### Problem to work on
Your answer should be every line of the records that contains the word "چهارمحال".

== Available data

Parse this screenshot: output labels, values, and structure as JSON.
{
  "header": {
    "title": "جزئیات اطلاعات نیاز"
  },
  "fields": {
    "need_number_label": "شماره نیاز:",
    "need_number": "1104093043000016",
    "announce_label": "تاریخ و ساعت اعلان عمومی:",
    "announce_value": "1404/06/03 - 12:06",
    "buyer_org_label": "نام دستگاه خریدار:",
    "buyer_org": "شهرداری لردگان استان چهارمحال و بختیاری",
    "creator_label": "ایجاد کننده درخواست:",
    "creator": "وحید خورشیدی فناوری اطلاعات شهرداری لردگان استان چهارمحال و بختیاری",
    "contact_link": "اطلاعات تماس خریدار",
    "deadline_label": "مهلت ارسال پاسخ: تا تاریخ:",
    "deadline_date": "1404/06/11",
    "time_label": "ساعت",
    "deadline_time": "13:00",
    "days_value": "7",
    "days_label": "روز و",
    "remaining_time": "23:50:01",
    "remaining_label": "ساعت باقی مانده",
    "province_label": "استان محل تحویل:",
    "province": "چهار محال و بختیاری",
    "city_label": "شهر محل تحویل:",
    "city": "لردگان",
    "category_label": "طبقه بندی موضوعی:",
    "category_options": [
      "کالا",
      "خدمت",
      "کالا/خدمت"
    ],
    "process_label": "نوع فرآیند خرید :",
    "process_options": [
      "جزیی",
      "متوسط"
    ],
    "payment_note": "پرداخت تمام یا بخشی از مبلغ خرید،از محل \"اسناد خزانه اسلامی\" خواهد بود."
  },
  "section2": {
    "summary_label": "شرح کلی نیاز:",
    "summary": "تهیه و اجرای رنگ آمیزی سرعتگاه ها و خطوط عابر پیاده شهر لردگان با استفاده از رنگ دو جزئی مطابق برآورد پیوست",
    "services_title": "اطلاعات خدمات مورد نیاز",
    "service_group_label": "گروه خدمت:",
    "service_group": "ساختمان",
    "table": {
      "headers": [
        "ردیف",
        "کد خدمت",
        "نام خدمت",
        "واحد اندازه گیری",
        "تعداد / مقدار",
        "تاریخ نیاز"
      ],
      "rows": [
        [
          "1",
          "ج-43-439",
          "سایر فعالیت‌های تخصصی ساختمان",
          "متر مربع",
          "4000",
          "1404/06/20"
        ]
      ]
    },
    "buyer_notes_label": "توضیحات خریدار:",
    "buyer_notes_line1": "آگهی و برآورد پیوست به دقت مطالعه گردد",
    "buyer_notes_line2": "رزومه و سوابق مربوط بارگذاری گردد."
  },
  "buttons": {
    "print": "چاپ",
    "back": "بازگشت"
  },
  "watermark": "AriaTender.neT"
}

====

### Result for this task
    "buyer_org": "شهرداری لردگان استان چهارمحال و بختیاری",
    "creator": "وحید خورشیدی فناوری اطلاعات شهرداری لردگان استان چهارمحال و بختیاری",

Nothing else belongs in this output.